After a month of 360 decision-making and discussions with friends and colleagues, I’ve taken the job offered me as Compliance Technician. I’m now working in an open-plan office with two of the senior engineers.
There are technicians, managers and contractors coming in and out all day for chats, updates, complaining or getting permits signed.
P — the young Slovakian bloke doing maternity cover for the plant accountant/receptionist — is friendly and good fun. Somehow rumours have sprung up that he has a prosthetic leg (he doesn’t, and walks normally, I don’t get it.) We are both new starters and wrestling with the company IT department to get all our software installed. I often feel like I’m in sitcom.
Me: “Can I have Excel, please?” IT respond: No. Can I please have Excel? No. I need Excel to do my job, can you please install it? No — but here’s an online version which we’ll but shutting down soon...
P: “Wait until you get a Chromebook, then accessing the online version is a nightmare — it’s Google Sheets or nothing.”
I’ve been poring over the plant’s permit — the legally-binding written document from the Environment Agency (EA) that explains exactly what the Plant is allowed to do and to what extent we’re allowed to do it. The rules extend to the milligrams of gases and particulate we’re allowed to emit into the air; the pH of waste water we can send to the sewer; the types of waste we’re allowed to burn; how long we can stay on-line in “abnormal” operation; what happens if we have to send furnace gases around the fabric filters and so on.
When the plant makes an emissions breach — almost never, I hope — part of my job is to make sure the EA is notified as soon as possible, with the time date, senior operator’s details, extent and nature of the emission, wind speed and direction, outside temperature, measures taken to mitigate, and many other emergency measures to help the agency assess the extent of the damage.
I assume as the plant is on the edge of Sheffield that environmental breaches are considered more serious than those of a plant in the middle of nowhere.
The permit also explains how often the plant must report to the EA with details of everything arriving on and leaving site, including waste, heat energy, electrical power, chemical residues, test gases, maintenance stock, pints of milk, sewer waste, bad smells, noise, dust; the list is exhaustive. It’s a document written by civil servants who are concerned with giving potential polluters as little wriggle-room as possible.
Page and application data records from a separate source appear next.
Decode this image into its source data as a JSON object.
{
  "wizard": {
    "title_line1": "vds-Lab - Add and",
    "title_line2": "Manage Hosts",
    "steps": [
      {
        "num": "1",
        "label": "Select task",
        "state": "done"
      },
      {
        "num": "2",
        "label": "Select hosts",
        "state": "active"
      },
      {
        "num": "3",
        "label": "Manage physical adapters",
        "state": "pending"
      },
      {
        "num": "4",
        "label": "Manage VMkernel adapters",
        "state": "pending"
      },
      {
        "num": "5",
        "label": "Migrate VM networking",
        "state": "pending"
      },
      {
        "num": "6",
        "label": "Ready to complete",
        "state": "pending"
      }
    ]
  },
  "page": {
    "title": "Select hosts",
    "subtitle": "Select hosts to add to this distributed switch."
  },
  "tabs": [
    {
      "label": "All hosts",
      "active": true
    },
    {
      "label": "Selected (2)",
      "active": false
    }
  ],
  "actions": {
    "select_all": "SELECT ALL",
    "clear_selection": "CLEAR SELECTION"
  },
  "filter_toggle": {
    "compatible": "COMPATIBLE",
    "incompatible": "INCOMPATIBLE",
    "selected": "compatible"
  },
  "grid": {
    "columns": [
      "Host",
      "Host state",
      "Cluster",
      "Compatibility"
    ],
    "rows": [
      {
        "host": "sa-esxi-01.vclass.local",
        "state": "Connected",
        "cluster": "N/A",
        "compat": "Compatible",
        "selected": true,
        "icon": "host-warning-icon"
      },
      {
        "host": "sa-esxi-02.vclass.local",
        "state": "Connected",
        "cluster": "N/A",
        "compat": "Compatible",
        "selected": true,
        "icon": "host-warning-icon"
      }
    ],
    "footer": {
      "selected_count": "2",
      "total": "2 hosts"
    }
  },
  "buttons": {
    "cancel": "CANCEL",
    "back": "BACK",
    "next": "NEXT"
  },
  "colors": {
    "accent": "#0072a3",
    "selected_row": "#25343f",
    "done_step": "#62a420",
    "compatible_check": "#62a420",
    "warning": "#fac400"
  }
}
How we measure every substance arriving on and leaving site is also strictly controlled. After cross-referencing the codes for each regulation I have a long list of British Standards, ISOs and European Directives to fine-tooth-comb. Each document specifies the method by which a chemical is measured, and how that machine or process is maintained and calibrated; this is the engineering I’ll need to learn much more about.
My work with the electricians on the plant has been to take readings from instruments and do basic fault-finding, but we have never been permitted to fix a faulty analyser as our employers have a vested interest in rigging its readings.
• Emma Rickman is an engineer at a Combined Heat and Power Plant